WHAT YOU WILL DO
Search the entries below for "zoom" and copy each matching line.

___ TASK INPUTS

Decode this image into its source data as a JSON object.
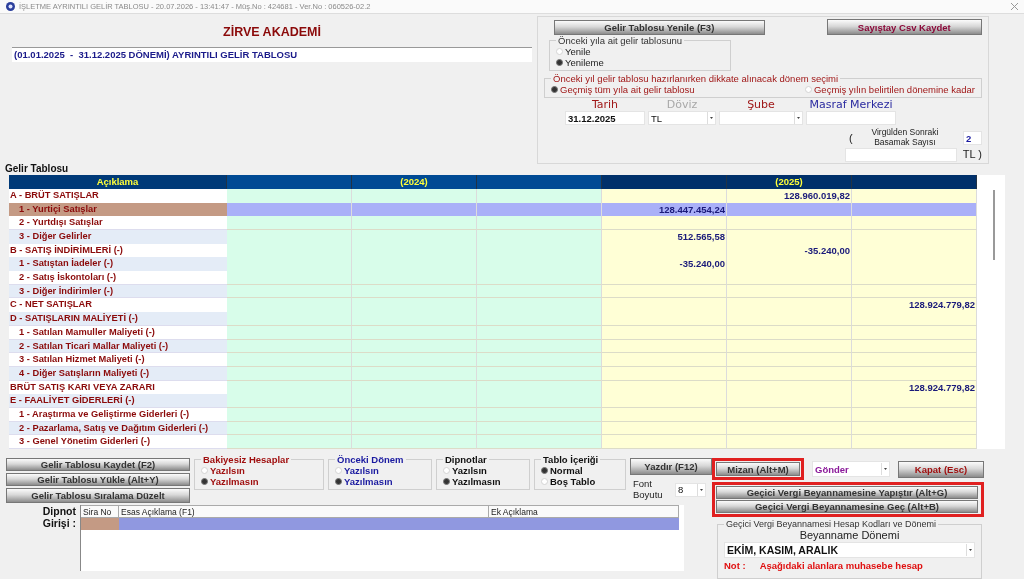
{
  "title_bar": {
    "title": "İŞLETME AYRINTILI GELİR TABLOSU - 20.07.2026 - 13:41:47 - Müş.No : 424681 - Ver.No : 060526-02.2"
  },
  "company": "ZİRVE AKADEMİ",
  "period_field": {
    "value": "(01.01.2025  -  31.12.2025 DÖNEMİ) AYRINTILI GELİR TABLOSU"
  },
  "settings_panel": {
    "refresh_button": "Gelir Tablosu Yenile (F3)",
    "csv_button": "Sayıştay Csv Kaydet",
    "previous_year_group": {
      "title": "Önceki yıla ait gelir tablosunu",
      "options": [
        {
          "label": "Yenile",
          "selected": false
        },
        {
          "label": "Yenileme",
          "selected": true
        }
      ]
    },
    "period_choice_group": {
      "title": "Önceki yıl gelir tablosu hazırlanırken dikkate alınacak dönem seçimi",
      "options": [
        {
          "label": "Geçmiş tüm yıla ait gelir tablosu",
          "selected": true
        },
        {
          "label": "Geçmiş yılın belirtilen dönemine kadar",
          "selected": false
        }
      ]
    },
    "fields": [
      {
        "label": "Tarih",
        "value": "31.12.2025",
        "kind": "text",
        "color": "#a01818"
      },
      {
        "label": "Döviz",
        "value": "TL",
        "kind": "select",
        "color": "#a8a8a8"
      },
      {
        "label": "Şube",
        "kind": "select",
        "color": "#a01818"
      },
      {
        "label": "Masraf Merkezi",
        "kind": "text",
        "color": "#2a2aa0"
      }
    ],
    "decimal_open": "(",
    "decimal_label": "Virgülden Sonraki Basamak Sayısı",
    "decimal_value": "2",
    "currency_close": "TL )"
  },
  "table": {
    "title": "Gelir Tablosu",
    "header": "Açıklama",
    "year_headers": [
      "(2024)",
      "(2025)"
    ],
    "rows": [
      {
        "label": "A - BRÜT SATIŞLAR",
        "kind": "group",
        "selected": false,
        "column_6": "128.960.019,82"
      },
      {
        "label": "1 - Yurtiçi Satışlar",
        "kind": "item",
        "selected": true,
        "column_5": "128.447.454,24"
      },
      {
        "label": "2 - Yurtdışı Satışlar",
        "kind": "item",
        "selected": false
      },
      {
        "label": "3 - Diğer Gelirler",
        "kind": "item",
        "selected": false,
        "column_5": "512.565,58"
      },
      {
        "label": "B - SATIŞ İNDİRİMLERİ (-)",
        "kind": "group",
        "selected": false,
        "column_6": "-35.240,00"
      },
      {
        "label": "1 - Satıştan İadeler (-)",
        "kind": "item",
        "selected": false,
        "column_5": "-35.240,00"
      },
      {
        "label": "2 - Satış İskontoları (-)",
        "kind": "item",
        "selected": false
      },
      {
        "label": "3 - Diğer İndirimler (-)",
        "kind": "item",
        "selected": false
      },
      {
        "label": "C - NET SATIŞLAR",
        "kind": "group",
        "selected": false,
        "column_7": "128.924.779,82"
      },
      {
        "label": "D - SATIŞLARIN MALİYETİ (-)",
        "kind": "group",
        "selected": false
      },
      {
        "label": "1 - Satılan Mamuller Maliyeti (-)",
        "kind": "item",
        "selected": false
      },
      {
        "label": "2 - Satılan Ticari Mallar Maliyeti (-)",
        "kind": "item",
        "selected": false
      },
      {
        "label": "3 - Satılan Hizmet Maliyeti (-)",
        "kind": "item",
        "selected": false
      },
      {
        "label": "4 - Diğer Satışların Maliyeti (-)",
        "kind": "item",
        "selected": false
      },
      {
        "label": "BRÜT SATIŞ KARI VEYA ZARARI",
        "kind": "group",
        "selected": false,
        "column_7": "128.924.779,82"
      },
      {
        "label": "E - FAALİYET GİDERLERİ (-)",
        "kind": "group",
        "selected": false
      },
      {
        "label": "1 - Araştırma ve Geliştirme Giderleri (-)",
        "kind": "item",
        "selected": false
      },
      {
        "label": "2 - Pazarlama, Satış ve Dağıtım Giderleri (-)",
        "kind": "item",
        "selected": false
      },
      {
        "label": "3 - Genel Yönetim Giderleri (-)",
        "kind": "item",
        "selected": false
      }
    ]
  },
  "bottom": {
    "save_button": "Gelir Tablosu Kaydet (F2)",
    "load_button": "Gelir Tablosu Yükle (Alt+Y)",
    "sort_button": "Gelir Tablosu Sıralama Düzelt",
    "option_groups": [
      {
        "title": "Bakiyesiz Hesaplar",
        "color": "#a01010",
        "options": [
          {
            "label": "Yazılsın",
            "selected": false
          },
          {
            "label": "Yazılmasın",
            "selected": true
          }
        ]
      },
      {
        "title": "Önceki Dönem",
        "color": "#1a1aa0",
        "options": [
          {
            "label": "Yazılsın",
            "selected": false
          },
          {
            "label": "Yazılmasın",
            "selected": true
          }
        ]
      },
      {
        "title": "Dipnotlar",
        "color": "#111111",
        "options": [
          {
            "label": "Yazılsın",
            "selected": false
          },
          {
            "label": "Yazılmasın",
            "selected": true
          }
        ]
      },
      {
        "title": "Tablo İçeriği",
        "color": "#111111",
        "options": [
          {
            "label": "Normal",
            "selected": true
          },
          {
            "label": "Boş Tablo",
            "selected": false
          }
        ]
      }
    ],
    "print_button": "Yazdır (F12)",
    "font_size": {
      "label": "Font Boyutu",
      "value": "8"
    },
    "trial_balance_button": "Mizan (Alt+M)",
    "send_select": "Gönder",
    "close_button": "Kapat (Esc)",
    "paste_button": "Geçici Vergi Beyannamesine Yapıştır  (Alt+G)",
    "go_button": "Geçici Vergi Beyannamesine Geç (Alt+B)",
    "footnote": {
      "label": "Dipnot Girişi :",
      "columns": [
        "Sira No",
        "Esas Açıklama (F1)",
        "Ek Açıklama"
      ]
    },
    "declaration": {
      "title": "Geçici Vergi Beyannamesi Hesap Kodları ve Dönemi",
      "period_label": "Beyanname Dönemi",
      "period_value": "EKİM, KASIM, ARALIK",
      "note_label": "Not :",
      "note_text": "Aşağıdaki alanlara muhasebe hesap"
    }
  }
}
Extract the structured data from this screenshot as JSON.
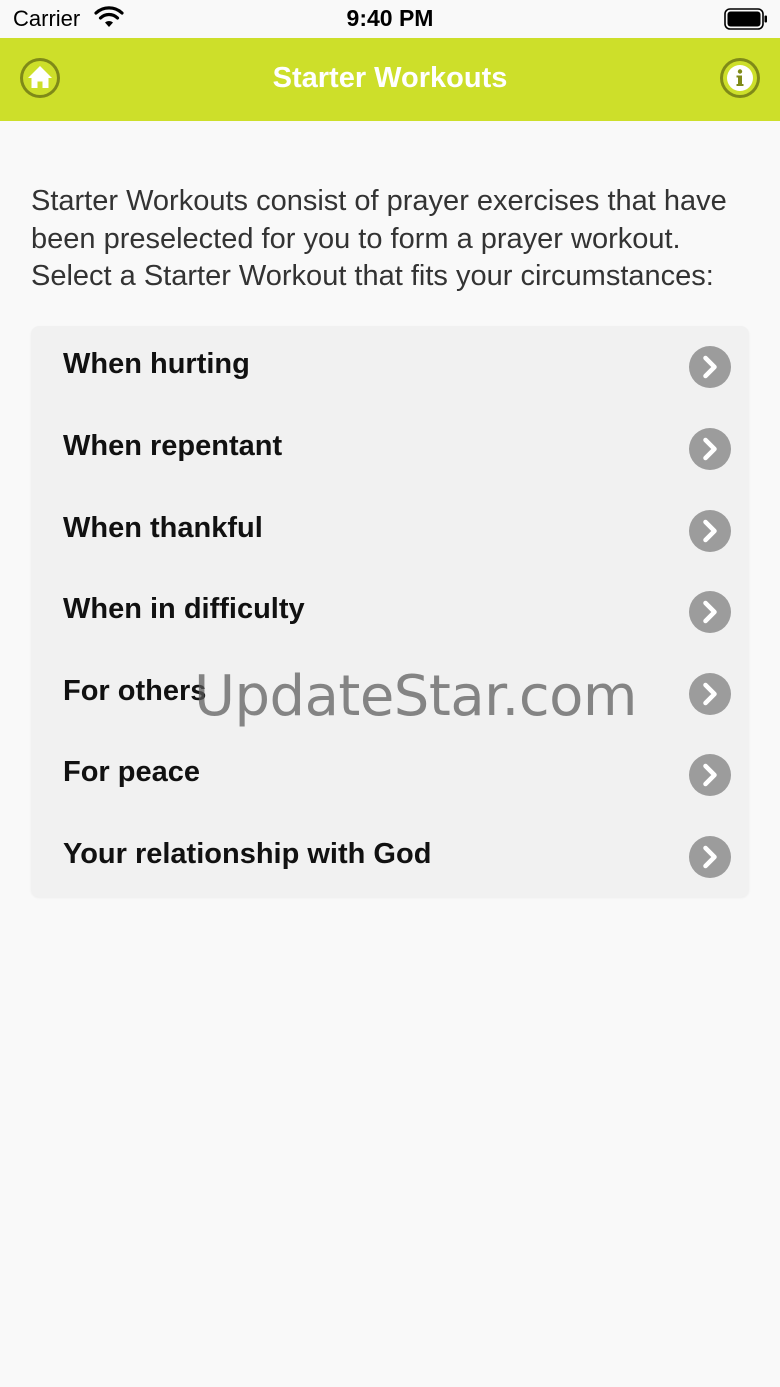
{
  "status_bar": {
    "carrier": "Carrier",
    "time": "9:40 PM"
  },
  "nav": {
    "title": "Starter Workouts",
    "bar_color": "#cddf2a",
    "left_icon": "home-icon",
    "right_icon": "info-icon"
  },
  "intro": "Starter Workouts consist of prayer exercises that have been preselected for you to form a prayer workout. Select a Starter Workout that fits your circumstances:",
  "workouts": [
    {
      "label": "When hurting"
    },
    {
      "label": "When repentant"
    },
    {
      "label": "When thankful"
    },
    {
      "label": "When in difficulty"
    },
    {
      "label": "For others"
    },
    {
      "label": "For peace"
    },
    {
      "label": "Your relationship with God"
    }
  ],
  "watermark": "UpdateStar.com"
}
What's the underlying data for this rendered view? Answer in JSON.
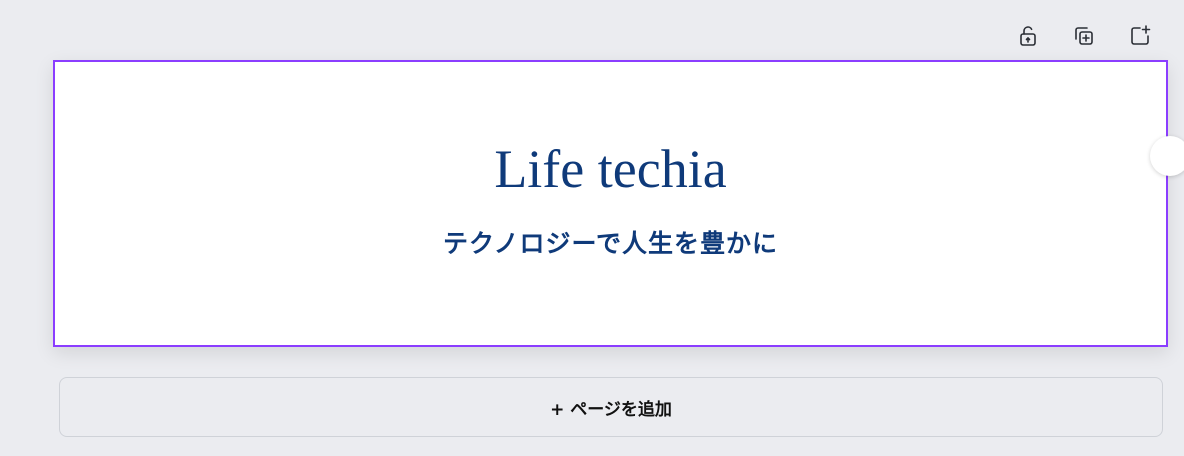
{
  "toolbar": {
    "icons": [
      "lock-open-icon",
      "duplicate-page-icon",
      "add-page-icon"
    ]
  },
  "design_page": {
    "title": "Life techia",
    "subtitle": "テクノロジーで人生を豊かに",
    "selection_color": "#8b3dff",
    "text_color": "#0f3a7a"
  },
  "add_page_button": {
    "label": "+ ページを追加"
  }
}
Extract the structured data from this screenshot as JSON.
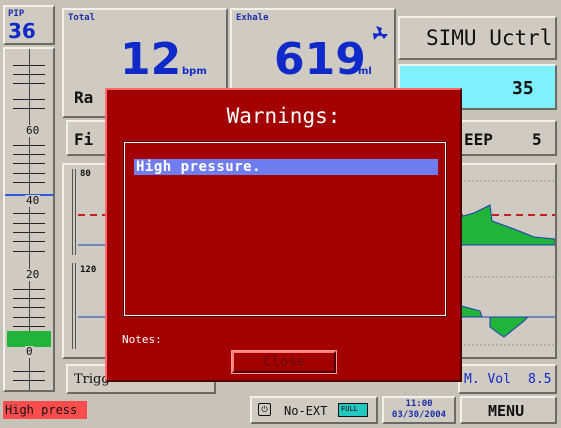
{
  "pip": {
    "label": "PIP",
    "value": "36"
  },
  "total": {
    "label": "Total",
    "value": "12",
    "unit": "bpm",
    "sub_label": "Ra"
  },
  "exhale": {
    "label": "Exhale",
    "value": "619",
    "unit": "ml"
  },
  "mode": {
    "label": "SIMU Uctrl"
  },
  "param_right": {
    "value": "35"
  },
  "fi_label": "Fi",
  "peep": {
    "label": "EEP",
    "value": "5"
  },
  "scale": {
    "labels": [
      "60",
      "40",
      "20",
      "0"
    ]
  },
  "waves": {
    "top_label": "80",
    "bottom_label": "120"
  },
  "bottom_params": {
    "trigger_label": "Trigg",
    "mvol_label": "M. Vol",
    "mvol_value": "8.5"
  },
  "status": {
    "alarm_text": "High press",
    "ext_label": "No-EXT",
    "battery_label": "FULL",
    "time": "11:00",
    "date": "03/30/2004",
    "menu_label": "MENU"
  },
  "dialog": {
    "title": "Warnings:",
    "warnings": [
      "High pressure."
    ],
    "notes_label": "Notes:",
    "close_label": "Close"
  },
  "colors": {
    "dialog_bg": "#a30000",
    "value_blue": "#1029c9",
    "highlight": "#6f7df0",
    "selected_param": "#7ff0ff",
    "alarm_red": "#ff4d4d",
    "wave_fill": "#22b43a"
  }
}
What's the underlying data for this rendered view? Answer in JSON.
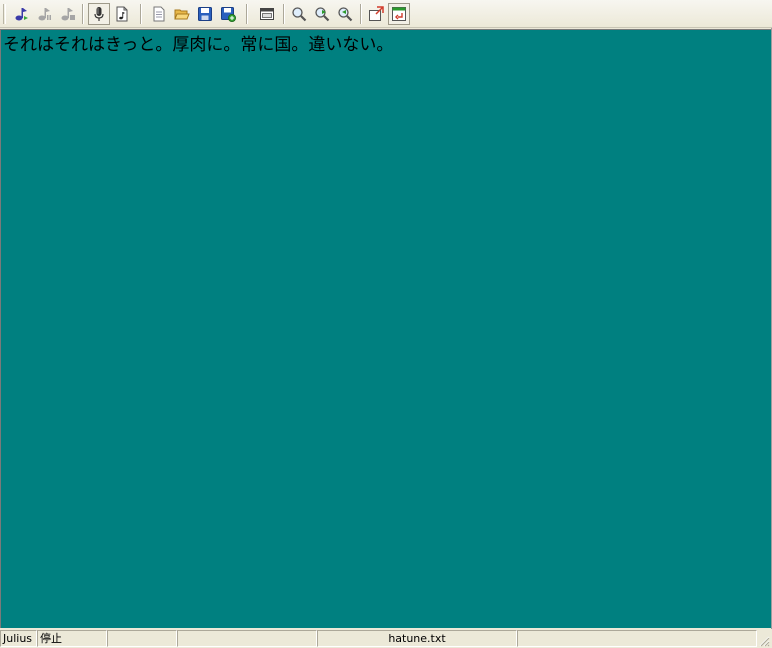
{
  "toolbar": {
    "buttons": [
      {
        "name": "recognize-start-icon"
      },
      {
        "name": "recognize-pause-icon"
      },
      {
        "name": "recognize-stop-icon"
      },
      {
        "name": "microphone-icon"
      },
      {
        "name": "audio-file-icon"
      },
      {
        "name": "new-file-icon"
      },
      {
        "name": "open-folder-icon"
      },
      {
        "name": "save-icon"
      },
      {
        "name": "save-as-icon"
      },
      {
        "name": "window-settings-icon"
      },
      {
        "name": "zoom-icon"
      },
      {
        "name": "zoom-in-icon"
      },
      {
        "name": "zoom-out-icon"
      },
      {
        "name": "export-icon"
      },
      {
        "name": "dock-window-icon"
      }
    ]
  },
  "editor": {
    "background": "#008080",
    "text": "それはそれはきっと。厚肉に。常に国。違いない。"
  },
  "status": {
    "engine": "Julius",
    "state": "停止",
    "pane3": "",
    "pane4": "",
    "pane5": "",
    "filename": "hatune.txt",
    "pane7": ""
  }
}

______

REPLY TO THE EXERCISE
        "name": "zoom-icon"
        "name": "zoom-in-icon"
        "name": "zoom-out-icon"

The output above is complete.